“I am very grateful to Sen. Richard Gordon, Chairman of the Committee on Justice, for entrusting me to co-chair the Senate bicam panel and see it through the bicam conference,” said Senate Majority Leader Juan Miguel Zubiri.
Zubiri, a re-electionist is the co-sponsor of the bill and co-chair of the Senate panel for the Bicameral Conference Committee.
“Many thanks also to the members of the Senate bicam panel for their valuable inputs and support of this bill, Sen. Sonny Angara, Sen. Lito Lapid and Sen. Risa Hontiveros.”
“For the longest time, we have had the shameful distinction of being one of the countries with the lowest age of sexual consent in the world,” he said.
At present, only Niger has a lower age of consent, at eleven years old.
“As a parent of three young kids, it’s really sad to think that the law does not protect against statutory rape,” said Zubiri.
“At thirteen, fourteen years old, they still do not have the capability to give Informed sexual consent,” he added.
The bill specifies that rape occurs “when the offended party is under sixteen years of age or is demented.” This similarly affects the qualified seduction, simple seduction, child prostitution, and child trafficking clauses in the Revised Penal Code, raising the age of the victims from twelve to under sixteen.
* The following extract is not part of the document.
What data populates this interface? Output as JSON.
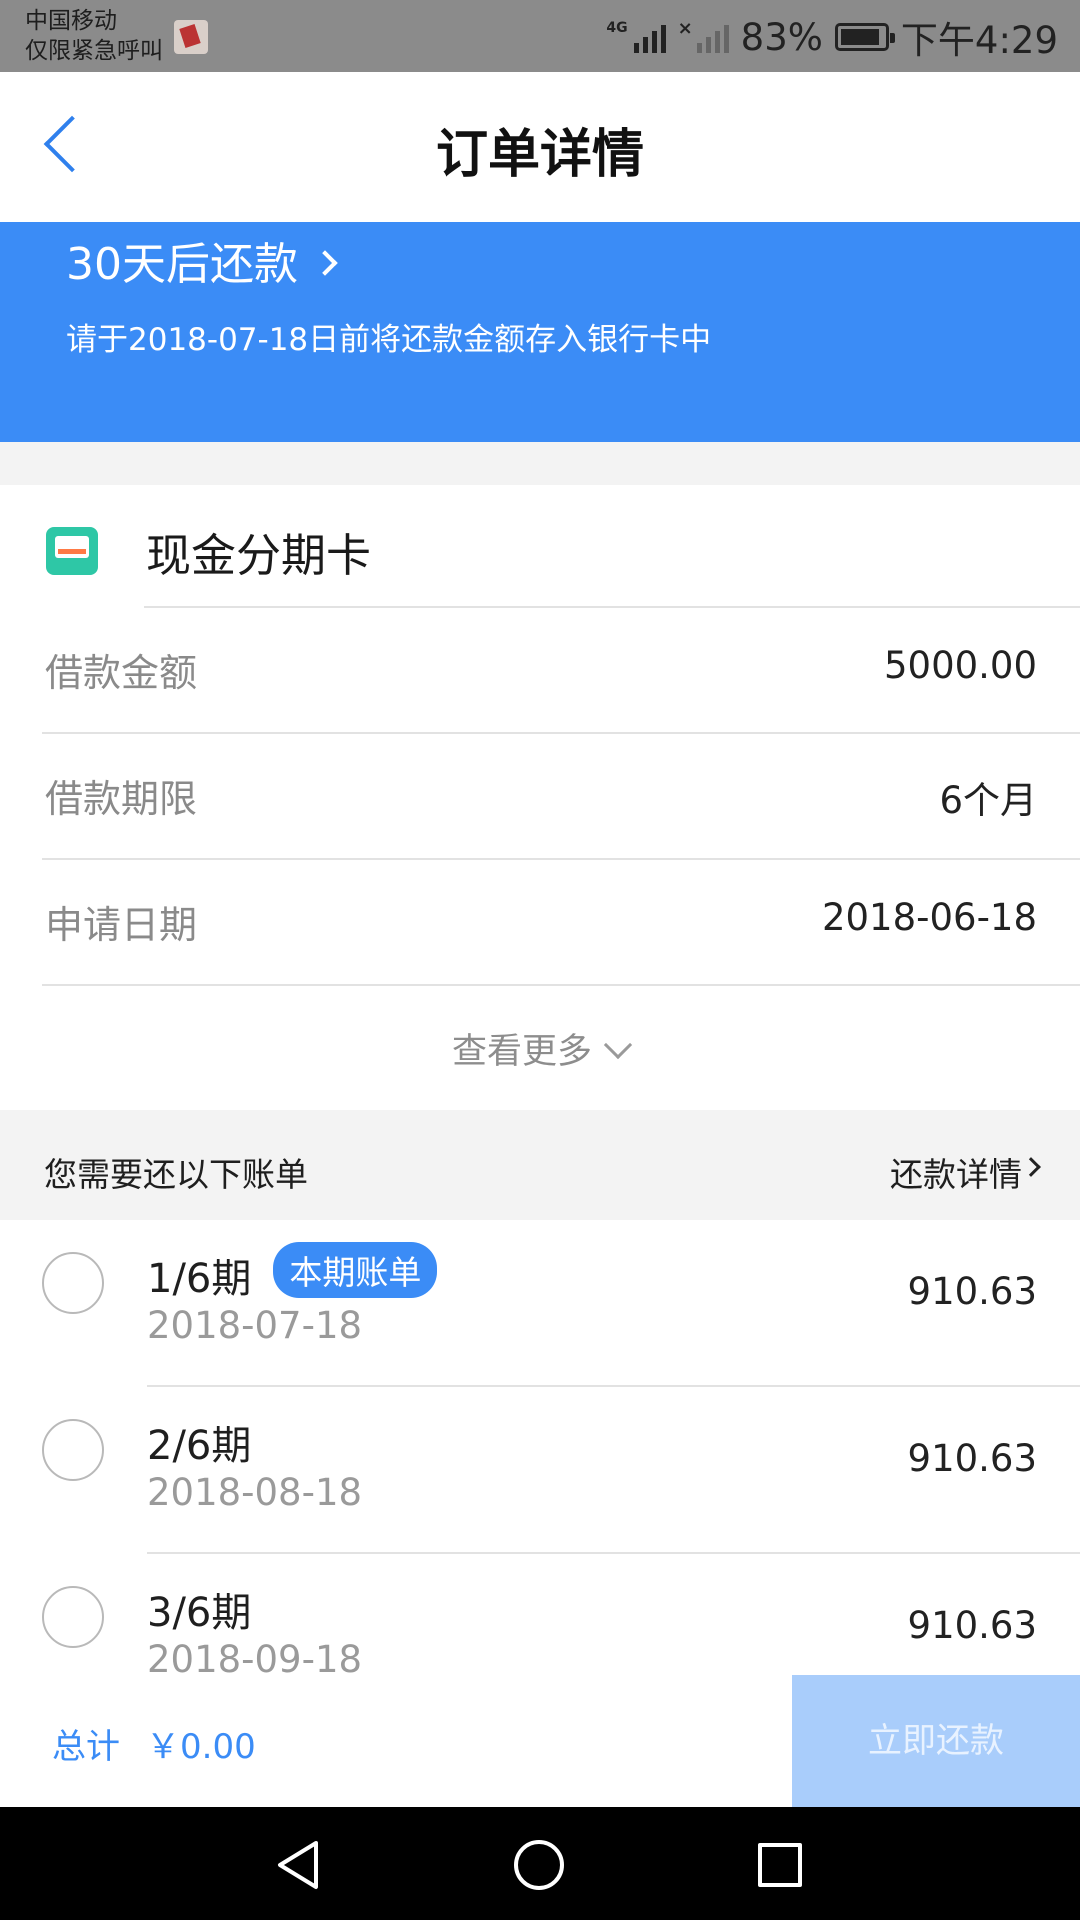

Apart from raising the age for statutory rape, the bill also amends the language of the law to be more gender-responsive, defining rape as an act committed by a person against another person, instead of the previous definition that specifies rape to be between a man and a woman.
The bill also includes a section mandating public and private educational institutions to provide staff development with “with plans and learning sessions on the scope of their duties and responsibilities in identifying, responding to and reporting rape and other sexual offenses.”
Along with this, the Department of Education is instructed to include in their school curriculum age-appropriate subjects concerning the rights of children in relation to the law.
“I believe that this provision will empower children against sexual advances and predators,” he said.“Our passage of this bill could be our greatest Christmas gift to all Filipino children, as they will grow and thrive in a safer environment with greater protection for them.”